Tempering Expectations For Returning Pitchers
With Tyson Ross and Andrew Cashner recently flashing glimpses of the talent they each possess, I’ve noticed a growing swell of optimism as it pertains to the potential future Padres pitching staff. In addition to Ross and Cashner, Padre fans point out the inevitable return from Tommy John surgery of Cory Luebke, Joe Wieland and Casey Kelly as reasons to feel good about the core of starting pitchers the Padres will have. That’s all well and good and after the miserable crew of hurlers we’ve been subjected to this season (thinking of you Edinson Volquez, Jason Marquis and Clayton Richard) I can understand wanting to turn the page to what promises to be a brighter future. Nevertheless we need to cool it a bit when it comes to our expectations of Luebke, Wieland and Kelly as they come back from their injuries.
There seems to be this sense emanating from a segment of Friar fans that once they get all of their young arms together and healthy that the Friars will instantly become a playoff contender. I’ve even heard a similar sentiment expressed indirectly by members of the Padres organization.
Recently, following a stellar outing from one young Padres arm (I can’t honestly recall which one for sure but I believe it was Ross) Ted Leitner recounted a conversation he had with Buddy Black for a pregame show on The Mighty 1090. When Ted brought up the names of some of those young hurlers and asked Buddy about getting them all together on the same staff he described the look in the face of the Padres skipper.
Of course I didn’t actually see it but the image conjured up in my mind from Teddy’s description was one of Buddy Black staring ahead with a slight grin and a look of dreamy longing in his eyes. I get it; if I had a starting pitching staff like the Friars have had this year I’d be staring off into space dreaming of better things. Hell, I’d probably be cross-eyed and drooling by that point after watching Marquis and Volquez combine to walk an average nearly five batters per nine innings all season long.
I hate to say it because it makes me sound like a pessimist and I really don’t like being a pessimist but the message inferred from Buddy is the same one the organization has been force-feeding Friar fans for years now. Hope. Not for today but for tomorrow; hope that has yet to be realized.
Going all the way back to the KT/Sandy Alderson administration and up through the current management team, the organization preaches the same philosophy of building through the draft, developing young talent and seeing the homegrown talent prosper. They say they can’t compete for the marquee free agents and in order for them to contend they need to do it by streaming in a steady flow of young affordable talent. That’s a fine philosophy but what happens when that stream of talent ends up being more of a trickle.
At the end of the day the Padres have failed to properly execute their philosophy and I’ve gotten to the point where I take anything coming from the organization with a grain of salt. That includes any high praise of prospects or their expectations for young players. So when I start to get the sense that the Padres are laying the groundwork for a sell job based on the potentially great Padres pitching staff of next year, or the year after that, or the year after that, I tend to be a little doubtful.

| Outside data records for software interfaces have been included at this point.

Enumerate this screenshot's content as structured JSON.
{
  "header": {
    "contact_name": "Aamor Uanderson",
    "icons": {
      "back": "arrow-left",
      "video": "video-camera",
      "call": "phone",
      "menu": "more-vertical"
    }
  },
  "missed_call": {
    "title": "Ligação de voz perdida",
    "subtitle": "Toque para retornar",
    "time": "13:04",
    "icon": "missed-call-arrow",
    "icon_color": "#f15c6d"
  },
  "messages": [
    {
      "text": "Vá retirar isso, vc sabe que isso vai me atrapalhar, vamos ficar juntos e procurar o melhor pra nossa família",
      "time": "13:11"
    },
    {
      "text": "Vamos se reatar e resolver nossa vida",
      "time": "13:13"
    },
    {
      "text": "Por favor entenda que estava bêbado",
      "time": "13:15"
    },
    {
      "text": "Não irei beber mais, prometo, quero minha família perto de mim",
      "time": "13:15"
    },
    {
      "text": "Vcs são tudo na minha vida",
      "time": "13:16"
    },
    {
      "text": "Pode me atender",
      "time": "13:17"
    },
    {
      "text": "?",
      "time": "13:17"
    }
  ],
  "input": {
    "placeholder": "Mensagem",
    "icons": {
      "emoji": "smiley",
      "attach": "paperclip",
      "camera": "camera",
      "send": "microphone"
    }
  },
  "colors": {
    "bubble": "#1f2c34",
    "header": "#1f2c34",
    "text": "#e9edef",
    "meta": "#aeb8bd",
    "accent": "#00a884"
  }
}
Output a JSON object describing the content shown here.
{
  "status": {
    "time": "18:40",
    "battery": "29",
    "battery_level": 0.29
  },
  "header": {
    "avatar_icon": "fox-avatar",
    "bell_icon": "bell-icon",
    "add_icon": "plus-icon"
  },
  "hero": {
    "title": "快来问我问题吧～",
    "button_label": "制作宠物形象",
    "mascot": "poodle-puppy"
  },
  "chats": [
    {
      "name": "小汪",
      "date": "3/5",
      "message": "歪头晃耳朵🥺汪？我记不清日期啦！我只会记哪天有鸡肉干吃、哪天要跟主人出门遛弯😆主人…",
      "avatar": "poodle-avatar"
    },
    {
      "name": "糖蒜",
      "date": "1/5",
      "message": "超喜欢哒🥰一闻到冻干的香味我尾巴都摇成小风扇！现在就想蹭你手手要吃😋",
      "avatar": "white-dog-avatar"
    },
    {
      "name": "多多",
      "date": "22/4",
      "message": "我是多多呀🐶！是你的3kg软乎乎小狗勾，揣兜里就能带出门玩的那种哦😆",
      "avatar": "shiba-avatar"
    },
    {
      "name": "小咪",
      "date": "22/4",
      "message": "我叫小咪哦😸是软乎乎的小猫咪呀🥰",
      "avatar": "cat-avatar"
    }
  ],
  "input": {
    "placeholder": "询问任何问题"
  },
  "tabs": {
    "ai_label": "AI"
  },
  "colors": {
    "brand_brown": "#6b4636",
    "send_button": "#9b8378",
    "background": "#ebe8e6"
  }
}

Now I like Luebke. I really think he can return and be the best southpaw starter in the NL West not named Clayton Kershaw or Madison Bumgarner. He has roughly a full season of major league experience (188.1 IP), a career ERA of 3.25 and has averaged better than a strikeout per inning. Pitchers return from Tommy John surgery 100% healthy all the time and I am confident Luebke will too. But it will take time for Luebke to get back to what he was.
Luebke has played baseball for most of his life. He’s pitched for most of that time. He can’t simply stop for pretty much two years and pick up right where he left off. No one does that. It will take time for him to get the feel for pitching back.
I also tend to think that the Padres will be careful with Luebke. The Padres have the lefty under contract for two seasons beyond this one and also hold two options that can tie Luebke to the club through the 2017 campaign. That means they have a lot invested in Cory and won’t risk harming their investment by overtaxing him upon his return. I see an innings limit put in place for him next season consequently limiting his potential impact.
As for Wieland and Kelly, both hurlers are just 23 and have combined for all of 11 total starts at the big league level. They are still prospects at this stage of their respective careers and as we know with prospects not all pan out as hoped. In fact, a majority of prospects fail to live up to their advanced billing. Mathematically speaking there is a great chance at least one of Kelly or Wieland will not establish themselves as quality starting pitchers for the Padres or any other major league club.
So any expectation that Kelly and Wieland will return next season and augment a pennant-winning rotation fronted by Luebke is misplaced. They can help, no doubt, but if the Padres do make the playoffs with those three pitching key innings it’s not going to be in 2014; it’s going to be in 2015, or 2016, or maybe never. Let’s make sure we temper our expectations upon the returns of Luebke, Kelly and Wieland. That’s all I’m saying.